The Eastern Tiger Swallowtail (Papilio glaucus) is a large and very easily identifiable swallowtail.
It is most common around Maryland in the later summer months – late July and August – and when around, it is abundant. It can be found it deep woods, around water and streams, along paths, in fields, fluttering on the side of the road … etc.
Basically, it’s comfortable in a lot of places.
It will often give a really good spread, landing on flowers or plants, opening its wings and pausing. You can usually get pretty close without startling it as well, if you’re looking to take some photos. It has closed wing markings similar to that of some of the darker swallowtails, but its yellow colroing obviously separates it.
I have found this swallowtail at almost every location visited, from Dan’s Mountain and Sideling Hill in western Maryland, down to Eastern Neck Island and Idylwild. I also saw and photographed several at Elk Forest and Millington WMA.

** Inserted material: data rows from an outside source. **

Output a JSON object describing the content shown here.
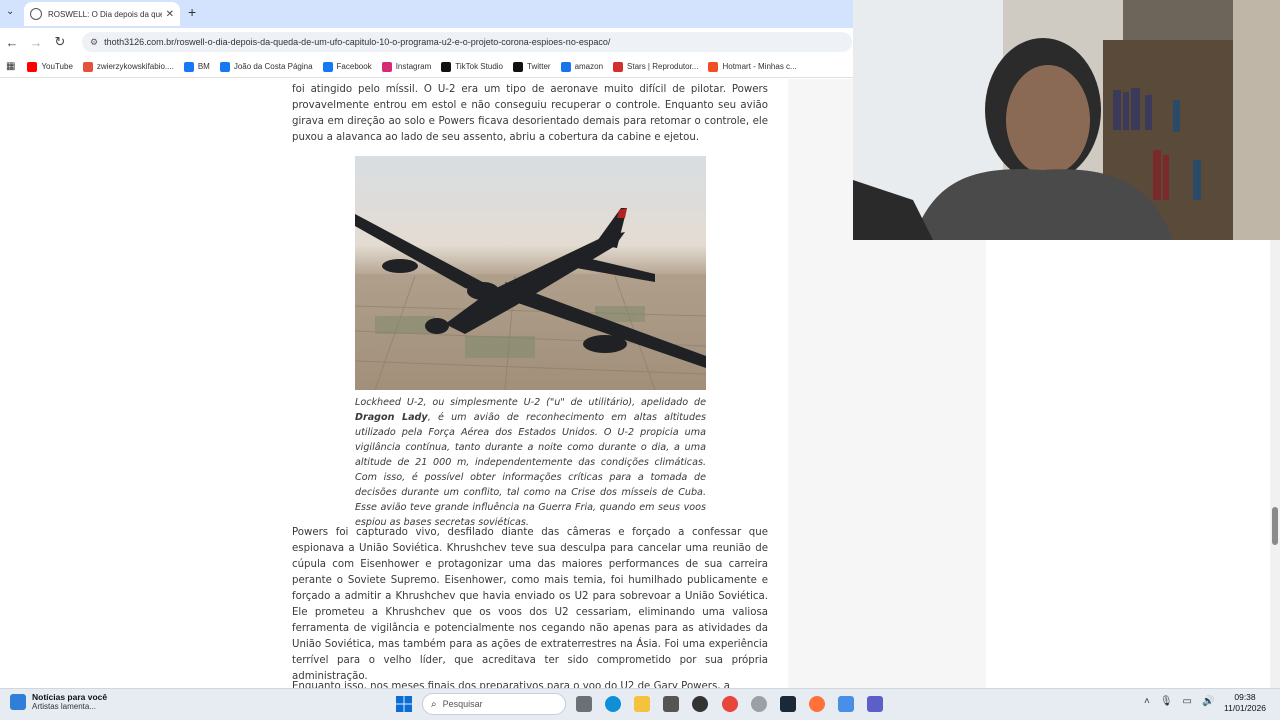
{
  "browser": {
    "tab_title": "ROSWELL: O Dia depois da que",
    "url": "thoth3126.com.br/roswell-o-dia-depois-da-queda-de-um-ufo-capitulo-10-o-programa-u2-e-o-projeto-corona-espioes-no-espaco/",
    "bookmarks": [
      {
        "label": "YouTube",
        "icon": "youtube-icon",
        "color": "#ff0000"
      },
      {
        "label": "zwierzykowskifabio....",
        "icon": "flame-icon",
        "color": "#e2533a"
      },
      {
        "label": "BM",
        "icon": "meta-icon",
        "color": "#1877f2"
      },
      {
        "label": "João da Costa Página",
        "icon": "facebook-icon",
        "color": "#1877f2"
      },
      {
        "label": "Facebook",
        "icon": "facebook-icon",
        "color": "#1877f2"
      },
      {
        "label": "Instagram",
        "icon": "instagram-icon",
        "color": "#d62976"
      },
      {
        "label": "TikTok Studio",
        "icon": "tiktok-icon",
        "color": "#111111"
      },
      {
        "label": "Twitter",
        "icon": "x-icon",
        "color": "#111111"
      },
      {
        "label": "amazon",
        "icon": "amazon-icon",
        "color": "#1a73e8"
      },
      {
        "label": "Stars | Reprodutor...",
        "icon": "star-icon",
        "color": "#d0312d"
      },
      {
        "label": "Hotmart - Minhas c...",
        "icon": "hotmart-icon",
        "color": "#f04e23"
      }
    ]
  },
  "article": {
    "para1": "foi atingido pelo míssil. O U-2 era um tipo de aeronave muito difícil de pilotar. Powers provavelmente entrou em estol e não conseguiu recuperar o controle. Enquanto seu avião girava em direção ao solo e Powers ficava desorientado demais para retomar o controle, ele puxou a alavanca ao lado de seu assento, abriu a cobertura da cabine e ejetou.",
    "caption_pre": "Lockheed U-2, ou simplesmente U-2 (\"u\" de utilitário), apelidado de ",
    "caption_bold": "Dragon Lady",
    "caption_post": ", é um avião de reconhecimento em altas altitudes utilizado pela Força Aérea dos Estados Unidos. O U-2 propicia uma vigilância contínua, tanto durante a noite como durante o dia, a uma altitude de 21 000 m, independentemente das condições climáticas. Com isso, é possível obter informações críticas para a tomada de decisões durante um conflito, tal como na Crise dos mísseis de Cuba. Esse avião teve grande influência na Guerra Fria, quando em seus voos espiou as bases secretas soviéticas.",
    "para2": "Powers foi capturado vivo, desfilado diante das câmeras e forçado a confessar que espionava a União Soviética. Khrushchev teve sua desculpa para cancelar uma reunião de cúpula com Eisenhower e protagonizar uma das maiores performances de sua carreira perante o Soviete Supremo. Eisenhower, como mais temia, foi humilhado publicamente e forçado a admitir a Khrushchev que havia enviado os U2 para sobrevoar a União Soviética. Ele prometeu a Khrushchev que os voos dos U2 cessariam, eliminando uma valiosa ferramenta de vigilância e potencialmente nos cegando não apenas para as atividades da União Soviética, mas também para as ações de extraterrestres na Ásia. Foi uma experiência terrível para o velho líder, que acreditava ter sido comprometido por sua própria administração.",
    "para3": "Enquanto isso, nos meses finais dos preparativos para o voo do U2 de Gary Powers, a"
  },
  "taskbar": {
    "news_title": "Notícias para você",
    "news_sub": "Artistas lamenta...",
    "search_placeholder": "Pesquisar",
    "time": "09:38",
    "date": "11/01/2026"
  }
}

Eastern Tiger Swallowtail males and yellow females can be individually identified by the amount of blue displayed on the tail end of their wings. From a top view, the male has small blue circles at the inside of its hind wings (as in the photo at the top of this entry), while the female has a larger field of blue across her hindwing.